Over 375 million people are eligible to take part in the elections, but voter turn out has been low.
In Slovakia, the last opinion poll put voter turnout at 14 per cent, after only 17 per cent took part in elections in 2004, when the country had the lowest turnout among EU member countries.
Turnout has fallen with each EU election since the first in 1979, despite the growing role the parliament plays in adopting, amending or rejecting laws.
Only in Malta is voter turnout expected to be high, topping 80 per cent, by far the highest average poll in the EU.
Opinion polls suggest the low turnout could see some gains for Europe's extreme right and left.
In the Netherlands on Thursday, the Party for Freedom, the party of controversial right-wing politician Geert Wilders, won 17 per cent of the vote, taking four seats in the European parliament.
The 45-year-old firebrand politician has declared himself on a mission to fight the "Islamisation" of the Netherlands.
Under EU rules, results cannot be released by any country until voting ends in all member states.
The European Commission said it was demanding the Netherlands explain why it had already released national results .
In Latvia, parties faced municipal and EU elections, with the five government parties set to take a battering in the vote.
Some pollsters have said the votes could affect the stability of the ruling coalition, but the government has played down chances of a political shakeup to add to the country's economic woes.
Latvia has been hit particularly hard by the global economic crisis, leading many to believe Latvia will have to abandon its currency links to the Euro.

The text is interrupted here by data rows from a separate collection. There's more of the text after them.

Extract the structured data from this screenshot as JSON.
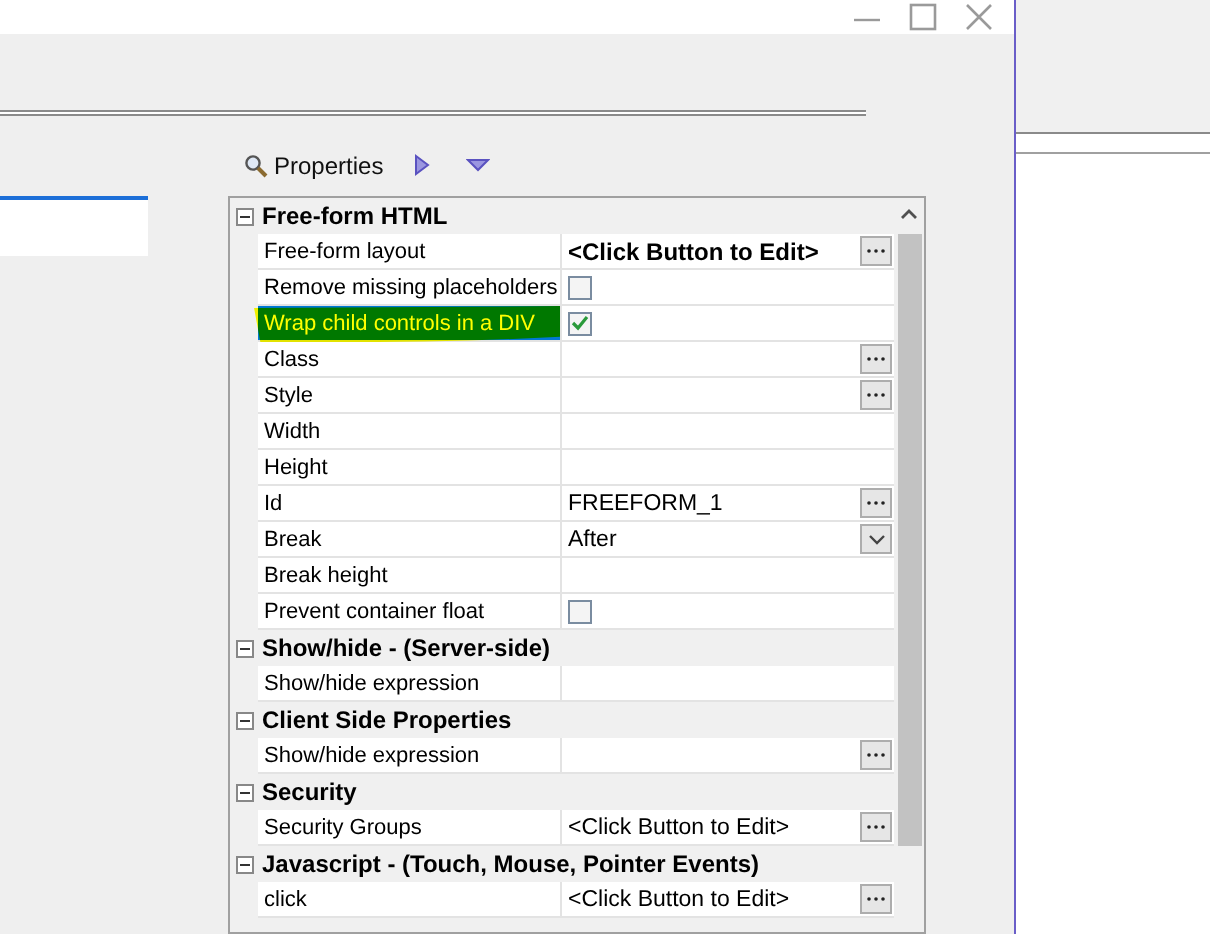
{
  "panel": {
    "title": "Properties"
  },
  "groups": [
    {
      "title": "Free-form HTML",
      "expanded": true,
      "rows": [
        {
          "name": "Free-form layout",
          "kind": "text",
          "value": "<Click Button to Edit>",
          "bold": true,
          "button": {
            "kind": "ellipsis"
          },
          "selected": false
        },
        {
          "name": "Remove missing placeholders",
          "kind": "checkbox",
          "checked": false,
          "selected": false
        },
        {
          "name": "Wrap child controls in a DIV",
          "kind": "checkbox",
          "checked": true,
          "selected": true
        },
        {
          "name": "Class",
          "kind": "text",
          "button": {
            "kind": "ellipsis"
          },
          "selected": false
        },
        {
          "name": "Style",
          "kind": "text",
          "button": {
            "kind": "ellipsis"
          },
          "selected": false
        },
        {
          "name": "Width",
          "kind": "text",
          "selected": false
        },
        {
          "name": "Height",
          "kind": "text",
          "selected": false
        },
        {
          "name": "Id",
          "kind": "text",
          "value": "FREEFORM_1",
          "button": {
            "kind": "ellipsis"
          },
          "selected": false
        },
        {
          "name": "Break",
          "kind": "text",
          "value": "After",
          "button": {
            "kind": "dropdown"
          },
          "selected": false
        },
        {
          "name": "Break height",
          "kind": "text",
          "selected": false
        },
        {
          "name": "Prevent container float",
          "kind": "checkbox",
          "checked": false,
          "selected": false
        }
      ]
    },
    {
      "title": "Show/hide - (Server-side)",
      "expanded": true,
      "rows": [
        {
          "name": "Show/hide expression",
          "kind": "text",
          "selected": false
        }
      ]
    },
    {
      "title": "Client Side Properties",
      "expanded": true,
      "rows": [
        {
          "name": "Show/hide expression",
          "kind": "text",
          "button": {
            "kind": "ellipsis"
          },
          "selected": false
        }
      ]
    },
    {
      "title": "Security",
      "expanded": true,
      "rows": [
        {
          "name": "Security Groups",
          "kind": "text",
          "value": "<Click Button to Edit>",
          "button": {
            "kind": "ellipsis"
          },
          "selected": false
        }
      ]
    },
    {
      "title": "Javascript - (Touch, Mouse, Pointer Events)",
      "expanded": true,
      "rows": [
        {
          "name": "click",
          "kind": "text",
          "value": "<Click Button to Edit>",
          "button": {
            "kind": "ellipsis"
          },
          "selected": false
        }
      ]
    }
  ]
}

The government and central bank have strongly denied any devaluation plan is part of an IMF-led $10.63bn bailout agreed last year.